Task directions: A line belongs in the answer only if it contains the word "author"; copy every such line from the listing below.

Source records:
|---|

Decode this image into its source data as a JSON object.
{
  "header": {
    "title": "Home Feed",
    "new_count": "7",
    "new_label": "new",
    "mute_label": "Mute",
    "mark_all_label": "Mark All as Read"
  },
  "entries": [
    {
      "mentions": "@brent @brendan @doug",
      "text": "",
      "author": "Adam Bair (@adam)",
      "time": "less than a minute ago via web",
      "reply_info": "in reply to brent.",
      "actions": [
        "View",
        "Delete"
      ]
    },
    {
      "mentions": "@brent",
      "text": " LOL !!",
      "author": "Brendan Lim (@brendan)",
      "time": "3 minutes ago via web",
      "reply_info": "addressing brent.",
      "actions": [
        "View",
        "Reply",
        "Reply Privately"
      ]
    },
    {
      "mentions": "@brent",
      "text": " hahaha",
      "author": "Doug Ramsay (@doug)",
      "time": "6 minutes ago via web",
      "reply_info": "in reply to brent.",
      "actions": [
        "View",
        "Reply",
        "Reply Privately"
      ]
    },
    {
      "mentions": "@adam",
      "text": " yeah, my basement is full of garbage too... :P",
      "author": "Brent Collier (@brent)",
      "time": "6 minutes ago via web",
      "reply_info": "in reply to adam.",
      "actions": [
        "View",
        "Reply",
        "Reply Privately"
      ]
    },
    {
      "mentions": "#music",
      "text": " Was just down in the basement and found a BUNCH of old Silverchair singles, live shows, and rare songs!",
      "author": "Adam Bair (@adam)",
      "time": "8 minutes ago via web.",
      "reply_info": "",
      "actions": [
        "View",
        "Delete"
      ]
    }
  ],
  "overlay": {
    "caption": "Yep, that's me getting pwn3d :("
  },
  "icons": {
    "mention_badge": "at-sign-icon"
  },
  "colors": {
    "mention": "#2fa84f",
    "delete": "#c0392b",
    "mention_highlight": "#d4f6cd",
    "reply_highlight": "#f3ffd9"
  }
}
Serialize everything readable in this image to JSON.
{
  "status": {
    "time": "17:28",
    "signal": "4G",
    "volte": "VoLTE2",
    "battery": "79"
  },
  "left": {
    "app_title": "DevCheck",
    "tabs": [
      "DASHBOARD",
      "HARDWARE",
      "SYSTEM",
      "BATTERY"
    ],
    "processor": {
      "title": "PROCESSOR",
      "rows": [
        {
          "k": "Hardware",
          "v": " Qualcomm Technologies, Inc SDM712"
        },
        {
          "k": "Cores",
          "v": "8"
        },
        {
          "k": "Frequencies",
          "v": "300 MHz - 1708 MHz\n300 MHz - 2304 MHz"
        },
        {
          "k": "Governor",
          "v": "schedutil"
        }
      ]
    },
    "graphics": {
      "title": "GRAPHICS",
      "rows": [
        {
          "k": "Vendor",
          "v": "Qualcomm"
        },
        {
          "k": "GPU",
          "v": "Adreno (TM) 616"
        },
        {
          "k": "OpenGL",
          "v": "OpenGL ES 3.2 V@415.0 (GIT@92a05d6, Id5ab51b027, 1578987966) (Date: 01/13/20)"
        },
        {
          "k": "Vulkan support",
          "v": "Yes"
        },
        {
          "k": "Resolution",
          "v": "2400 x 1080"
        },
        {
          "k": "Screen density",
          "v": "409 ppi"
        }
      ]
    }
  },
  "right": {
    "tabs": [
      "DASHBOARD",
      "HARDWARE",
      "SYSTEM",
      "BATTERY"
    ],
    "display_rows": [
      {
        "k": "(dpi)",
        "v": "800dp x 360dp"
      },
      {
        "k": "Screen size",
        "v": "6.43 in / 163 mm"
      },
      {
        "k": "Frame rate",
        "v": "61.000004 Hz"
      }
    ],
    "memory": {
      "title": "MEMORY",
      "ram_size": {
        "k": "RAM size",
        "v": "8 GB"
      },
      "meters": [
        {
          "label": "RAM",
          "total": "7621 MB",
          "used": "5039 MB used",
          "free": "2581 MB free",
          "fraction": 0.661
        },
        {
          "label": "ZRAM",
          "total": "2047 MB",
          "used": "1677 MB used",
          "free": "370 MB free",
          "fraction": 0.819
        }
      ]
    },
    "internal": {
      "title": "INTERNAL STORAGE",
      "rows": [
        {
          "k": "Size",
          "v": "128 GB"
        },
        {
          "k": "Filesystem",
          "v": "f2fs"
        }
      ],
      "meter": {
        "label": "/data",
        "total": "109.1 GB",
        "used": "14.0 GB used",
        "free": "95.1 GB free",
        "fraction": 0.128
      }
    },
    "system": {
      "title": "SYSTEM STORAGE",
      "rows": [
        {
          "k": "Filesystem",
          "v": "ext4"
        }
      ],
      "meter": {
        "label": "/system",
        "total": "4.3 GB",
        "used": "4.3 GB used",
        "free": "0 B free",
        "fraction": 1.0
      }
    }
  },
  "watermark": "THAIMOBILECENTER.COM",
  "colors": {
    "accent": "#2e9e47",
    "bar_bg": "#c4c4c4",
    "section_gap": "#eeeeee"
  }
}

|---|

Written response:
      "author": "Adam Bair (@adam)",
      "author": "Brendan Lim (@brendan)",
      "author": "Doug Ramsay (@doug)",
      "author": "Brent Collier (@brent)",
      "author": "Adam Bair (@adam)",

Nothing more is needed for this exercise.